One of the other major achievements of Mr Imam and his family’s continuous engagement with adivasi murals and the women artists is the mainstreaming of this tradition within local and national public consciousness. Their search for newer avenues for the artists led to a recent public art project that involved the painting of Hazaribagh Railway Station. Women mural artists used traditional techniques of painting with coloured clays and covered the walls of the station with Khovar and Sohrai motifs. The project received much acclaim, including a public mention by the prime minister. This led to the idea being adopted and implemented on a much wider scale by the Government of Jharkhand. Today, as one drives out of Ranchi airport into the city, or through the main streets of Hazaribagh, the walls are covered with Sohrai and Khovar motifs. From a situation about two decades ago when the practice of mud murals was barely known, it has grown to have much better visibility.


It was the final day of my stay with Mr Imam. I had visited the villages, seen some exceptional mural art, got a taste of the prehistoric sites around Hazaribagh in the form of 8000-year old rock art in a cave shelter. Little did I realise that there was more in store. As I waited for breakfast, Mr. Imam decided to show me the Sanskriti Museum. We had talked of it in the evenings by the fireplace. Mr Imam had described the significant numbers of stone tools, ancient figurines and of course paintings by the TWAC artists that he had collected over the years. He mentioned the difficulties of cataloguing, storing and dating all his pieces. As time and resources permitted, he had authenticated the prehistoric pieces and catalogued the artwork. His son Gustav made it his own life’s mission to collate the material and further the scholarship on the art practices of the region. But in a lifetime of working with the antiquarian remains of Jharkhand and the mural artists, Mr Imam had accumulated a wealth of things. As we walked into the museum, he pointed to ancient flint tools, roughly carved figures and microliths. Glass cabinet after cabinet of objects that would find pride of place in any museum. That the age of some of these was probably the same as the objects found in the Olduvai Gorge in Africa and treasured by the British Museum in London heightened the sense of amazement. Here I was, standing in front of tools and art produced by people more than 100,000 years ago.

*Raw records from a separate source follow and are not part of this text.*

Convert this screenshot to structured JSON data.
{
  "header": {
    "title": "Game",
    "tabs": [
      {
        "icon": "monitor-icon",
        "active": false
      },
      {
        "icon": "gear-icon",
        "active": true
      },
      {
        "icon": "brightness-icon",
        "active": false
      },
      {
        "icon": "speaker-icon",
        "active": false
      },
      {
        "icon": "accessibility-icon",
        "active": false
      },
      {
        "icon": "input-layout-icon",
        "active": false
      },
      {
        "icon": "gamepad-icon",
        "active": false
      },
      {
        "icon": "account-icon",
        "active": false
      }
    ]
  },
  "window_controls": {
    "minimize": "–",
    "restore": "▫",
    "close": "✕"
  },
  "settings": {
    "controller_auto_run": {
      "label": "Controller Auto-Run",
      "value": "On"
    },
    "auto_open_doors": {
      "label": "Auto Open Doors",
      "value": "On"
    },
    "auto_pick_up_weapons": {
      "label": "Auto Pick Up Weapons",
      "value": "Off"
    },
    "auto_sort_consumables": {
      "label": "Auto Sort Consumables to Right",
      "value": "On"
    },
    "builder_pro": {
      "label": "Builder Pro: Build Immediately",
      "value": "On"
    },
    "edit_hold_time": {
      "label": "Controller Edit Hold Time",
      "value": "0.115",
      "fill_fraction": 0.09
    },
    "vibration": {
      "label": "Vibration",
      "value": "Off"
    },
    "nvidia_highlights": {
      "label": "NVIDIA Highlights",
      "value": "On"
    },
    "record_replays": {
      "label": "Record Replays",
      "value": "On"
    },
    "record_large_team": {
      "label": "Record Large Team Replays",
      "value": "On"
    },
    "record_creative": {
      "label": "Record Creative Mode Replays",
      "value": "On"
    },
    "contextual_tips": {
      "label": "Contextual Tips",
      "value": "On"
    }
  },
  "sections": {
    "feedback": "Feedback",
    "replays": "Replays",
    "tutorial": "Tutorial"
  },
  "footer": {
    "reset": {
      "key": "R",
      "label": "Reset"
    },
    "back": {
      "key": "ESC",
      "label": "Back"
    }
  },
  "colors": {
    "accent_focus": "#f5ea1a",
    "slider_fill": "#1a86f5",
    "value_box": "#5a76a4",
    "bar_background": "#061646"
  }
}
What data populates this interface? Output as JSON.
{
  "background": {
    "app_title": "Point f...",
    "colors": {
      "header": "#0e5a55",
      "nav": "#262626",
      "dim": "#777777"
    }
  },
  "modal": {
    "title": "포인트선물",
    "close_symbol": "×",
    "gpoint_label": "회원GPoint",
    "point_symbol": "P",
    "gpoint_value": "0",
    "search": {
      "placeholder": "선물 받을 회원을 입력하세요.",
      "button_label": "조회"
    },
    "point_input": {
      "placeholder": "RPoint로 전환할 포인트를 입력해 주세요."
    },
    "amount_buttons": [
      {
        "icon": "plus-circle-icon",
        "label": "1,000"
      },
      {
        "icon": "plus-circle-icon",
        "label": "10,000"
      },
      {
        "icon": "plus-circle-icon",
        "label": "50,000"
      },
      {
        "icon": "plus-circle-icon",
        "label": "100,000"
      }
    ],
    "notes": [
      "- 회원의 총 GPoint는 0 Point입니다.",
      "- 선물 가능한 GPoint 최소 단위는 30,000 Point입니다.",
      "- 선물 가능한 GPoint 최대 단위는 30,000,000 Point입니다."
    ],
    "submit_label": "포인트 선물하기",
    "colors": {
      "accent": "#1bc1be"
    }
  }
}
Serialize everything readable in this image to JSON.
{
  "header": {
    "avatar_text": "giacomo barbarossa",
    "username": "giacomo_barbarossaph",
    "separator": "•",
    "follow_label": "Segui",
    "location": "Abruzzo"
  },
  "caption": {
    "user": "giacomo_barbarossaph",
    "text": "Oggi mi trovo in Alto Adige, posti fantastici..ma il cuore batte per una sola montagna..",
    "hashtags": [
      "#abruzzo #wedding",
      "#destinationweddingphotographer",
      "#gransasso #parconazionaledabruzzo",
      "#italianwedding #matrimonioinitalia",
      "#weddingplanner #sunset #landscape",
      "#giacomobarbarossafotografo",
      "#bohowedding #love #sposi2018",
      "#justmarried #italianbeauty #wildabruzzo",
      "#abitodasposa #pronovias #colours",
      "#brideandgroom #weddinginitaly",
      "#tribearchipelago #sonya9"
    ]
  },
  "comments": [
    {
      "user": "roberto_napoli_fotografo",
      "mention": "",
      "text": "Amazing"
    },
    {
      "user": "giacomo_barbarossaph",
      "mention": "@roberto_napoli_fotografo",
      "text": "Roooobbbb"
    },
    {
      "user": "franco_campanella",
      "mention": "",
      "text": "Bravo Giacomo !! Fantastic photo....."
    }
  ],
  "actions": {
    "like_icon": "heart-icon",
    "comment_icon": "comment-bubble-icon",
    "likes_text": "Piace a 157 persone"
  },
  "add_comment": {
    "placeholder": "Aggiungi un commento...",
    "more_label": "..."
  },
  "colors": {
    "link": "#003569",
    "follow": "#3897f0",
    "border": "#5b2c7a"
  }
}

What should have been a profound moment of connection with prehistory was simultaneously a slightly worrying one. In spite of Mr Imam’s efforts, and the corroboration by national and international scholars of the veracity of the historical significance of the objects, neither has Hazaribagh been recognised nor these sites protected from potential damage. Being located nearly in the heart of the some of the largest coal mines in the Indian subcontinent makes for a palpable threat to the historical sites and villages. Protecting these sites and practices is crucial because the erasure of history is not just a nominal loss of a few old things, but a dangerous disconnect from our collective past, and threshold from which no recovery or return is possible. As Mr Imam had advised the university students who were concerned about the highway project, it is important to start talking and raise consciousness about these things because it is the legacy of future generations that is at stake here. Though Mr Imam may have long given up activism, the institutions he has established are exemplars in advocating how the environment, indigenous rights, women’s art, and the prehistory of the region are intimately bound to/up with each other.


Further Reading


Imam, Bulu. 2009. ‘Kovar and Sohrai Art: The Painted Houses of Hazaribagh’ in Heritage India 1.4.


———. 2017. ‘Karanpura must Live: The Story of a Campaign to Save a Landscape” in Sanctuary Asia 37.8.